**REQUIRED WORK**
Each line below that includes the word "sagittal" is to be reported.

Segment Start: DATA SUPPLIED

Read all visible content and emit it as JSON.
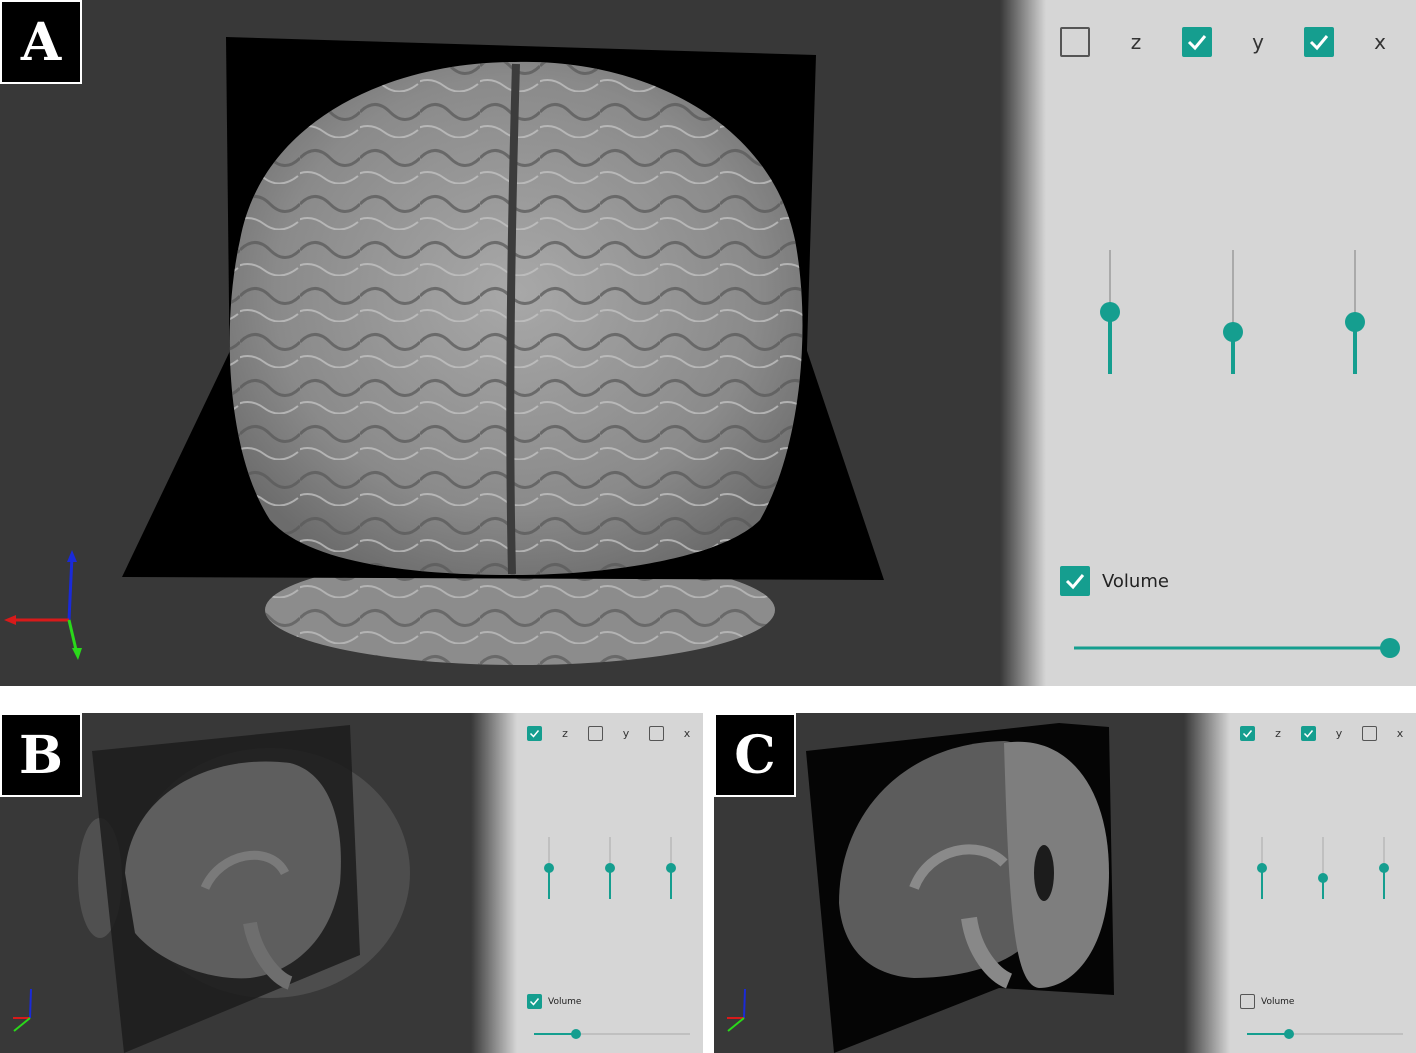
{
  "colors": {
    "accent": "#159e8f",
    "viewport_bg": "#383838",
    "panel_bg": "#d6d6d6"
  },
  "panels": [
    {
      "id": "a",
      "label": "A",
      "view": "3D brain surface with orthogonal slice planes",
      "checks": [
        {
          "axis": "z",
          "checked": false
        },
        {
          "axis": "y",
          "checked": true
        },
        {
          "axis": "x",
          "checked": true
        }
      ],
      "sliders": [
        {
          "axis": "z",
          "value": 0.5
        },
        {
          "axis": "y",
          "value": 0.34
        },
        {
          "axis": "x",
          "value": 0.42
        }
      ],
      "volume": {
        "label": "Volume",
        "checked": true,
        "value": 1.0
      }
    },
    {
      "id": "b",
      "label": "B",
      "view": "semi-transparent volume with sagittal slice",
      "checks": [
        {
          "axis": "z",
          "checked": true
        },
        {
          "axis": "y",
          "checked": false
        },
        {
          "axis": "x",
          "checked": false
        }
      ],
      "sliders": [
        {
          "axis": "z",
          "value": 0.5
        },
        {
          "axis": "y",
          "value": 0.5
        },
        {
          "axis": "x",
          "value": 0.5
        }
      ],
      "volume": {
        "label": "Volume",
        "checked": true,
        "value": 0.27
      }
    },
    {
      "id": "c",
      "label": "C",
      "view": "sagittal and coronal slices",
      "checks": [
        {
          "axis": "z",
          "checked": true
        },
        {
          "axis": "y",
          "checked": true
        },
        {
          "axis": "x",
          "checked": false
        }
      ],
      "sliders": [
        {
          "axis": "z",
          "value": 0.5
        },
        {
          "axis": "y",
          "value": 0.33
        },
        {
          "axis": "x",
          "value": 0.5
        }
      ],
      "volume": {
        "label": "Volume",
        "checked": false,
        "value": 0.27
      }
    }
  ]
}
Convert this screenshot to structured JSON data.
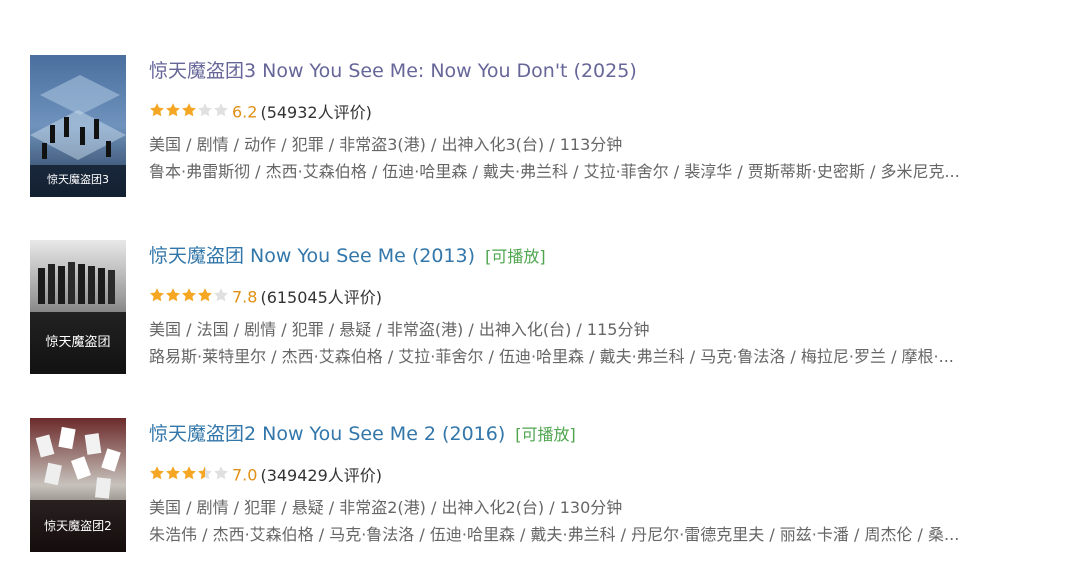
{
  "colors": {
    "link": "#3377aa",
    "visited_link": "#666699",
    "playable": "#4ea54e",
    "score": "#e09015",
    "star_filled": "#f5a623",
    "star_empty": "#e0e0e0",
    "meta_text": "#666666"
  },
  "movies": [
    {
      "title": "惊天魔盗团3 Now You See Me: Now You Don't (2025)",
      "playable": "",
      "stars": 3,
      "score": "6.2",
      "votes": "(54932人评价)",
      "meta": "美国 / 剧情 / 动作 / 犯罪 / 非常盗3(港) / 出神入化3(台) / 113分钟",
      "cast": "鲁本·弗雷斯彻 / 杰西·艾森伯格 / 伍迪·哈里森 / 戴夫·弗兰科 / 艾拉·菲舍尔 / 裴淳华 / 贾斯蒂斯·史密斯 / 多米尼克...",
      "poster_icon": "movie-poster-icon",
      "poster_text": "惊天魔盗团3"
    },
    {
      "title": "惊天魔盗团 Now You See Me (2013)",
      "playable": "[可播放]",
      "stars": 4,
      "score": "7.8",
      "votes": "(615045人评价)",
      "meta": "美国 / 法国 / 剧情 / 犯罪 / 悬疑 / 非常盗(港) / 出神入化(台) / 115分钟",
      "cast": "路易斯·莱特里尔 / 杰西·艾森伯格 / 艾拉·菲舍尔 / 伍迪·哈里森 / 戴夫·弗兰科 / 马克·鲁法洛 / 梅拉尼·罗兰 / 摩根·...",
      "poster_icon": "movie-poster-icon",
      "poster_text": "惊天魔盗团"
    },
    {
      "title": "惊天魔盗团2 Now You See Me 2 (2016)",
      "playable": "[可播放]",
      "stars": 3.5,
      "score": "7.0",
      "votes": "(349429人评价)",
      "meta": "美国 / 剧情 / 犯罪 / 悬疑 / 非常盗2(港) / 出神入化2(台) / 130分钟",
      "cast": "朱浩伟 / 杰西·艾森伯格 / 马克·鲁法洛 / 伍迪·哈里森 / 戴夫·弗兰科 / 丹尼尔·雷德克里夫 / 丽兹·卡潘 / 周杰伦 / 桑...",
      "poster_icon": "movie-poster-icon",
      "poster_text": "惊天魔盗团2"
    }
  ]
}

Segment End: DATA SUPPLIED

**RESPONSE TO THIS TASK**
      "view": "semi-transparent volume with sagittal slice",
      "view": "sagittal and coronal slices",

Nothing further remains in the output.